Samelson had separated from his family for the first time, and each moved from one camp to another.
When Samelson and his family were first separated, one of the officers motioned people left and right, and people started to realize the elderly, disabled and mothers with small children were moved to the left, while the healthy were moved to the right.
Samelson said when he was at the front, he was considered “qualified” and was holding a violin his grandfather had taught him to play, and the officer told him to play something. He played all the German composers and Hitler’s favorite songs.
Some of the SS soldiers had tears.
“I thought when I was playing that I would save some lives.”
However, the officer who asked him to play took the violin and smashed it on his head.
Meanwhile, he said his mother was either to go right or left, but to go right she had to “throw away her trash,” and the officer pointed at his little sister.
Instinctively she went to the left, and Samelson and his family never heard from either of them again.
Samelson was transported to a concentration camp where he worked with dangerous chemicals and almost starved. The kind engineer helped him survive.
On May 1, 1945, he and his brother were hiding in a barrack and saw boots that did not belong to Nazis. They realized it was an ally who came to help them.
The man carried both of them to an ambulance. He spent 6 ½ months in rehabilitation.
In 1948, he came to the United States with nothing but a promise to himself to graduate high school with his German peers in about a year and a half.
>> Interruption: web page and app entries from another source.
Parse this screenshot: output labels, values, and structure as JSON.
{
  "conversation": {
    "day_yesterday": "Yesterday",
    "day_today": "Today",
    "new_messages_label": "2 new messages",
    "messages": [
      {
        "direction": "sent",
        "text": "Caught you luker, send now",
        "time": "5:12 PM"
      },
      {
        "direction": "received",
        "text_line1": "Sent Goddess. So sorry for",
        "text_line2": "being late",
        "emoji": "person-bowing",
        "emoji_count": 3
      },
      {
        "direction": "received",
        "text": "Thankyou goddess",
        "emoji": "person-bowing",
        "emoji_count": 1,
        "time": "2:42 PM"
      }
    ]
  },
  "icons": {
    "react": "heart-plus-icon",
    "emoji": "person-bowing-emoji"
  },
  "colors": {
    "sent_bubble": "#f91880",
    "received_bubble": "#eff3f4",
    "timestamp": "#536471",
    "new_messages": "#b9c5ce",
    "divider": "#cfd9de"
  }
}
He had to have a tutor because he hadn’t been to school in 6 ½ years. He said the tutor taught him how to learn academic subjects and how to love again.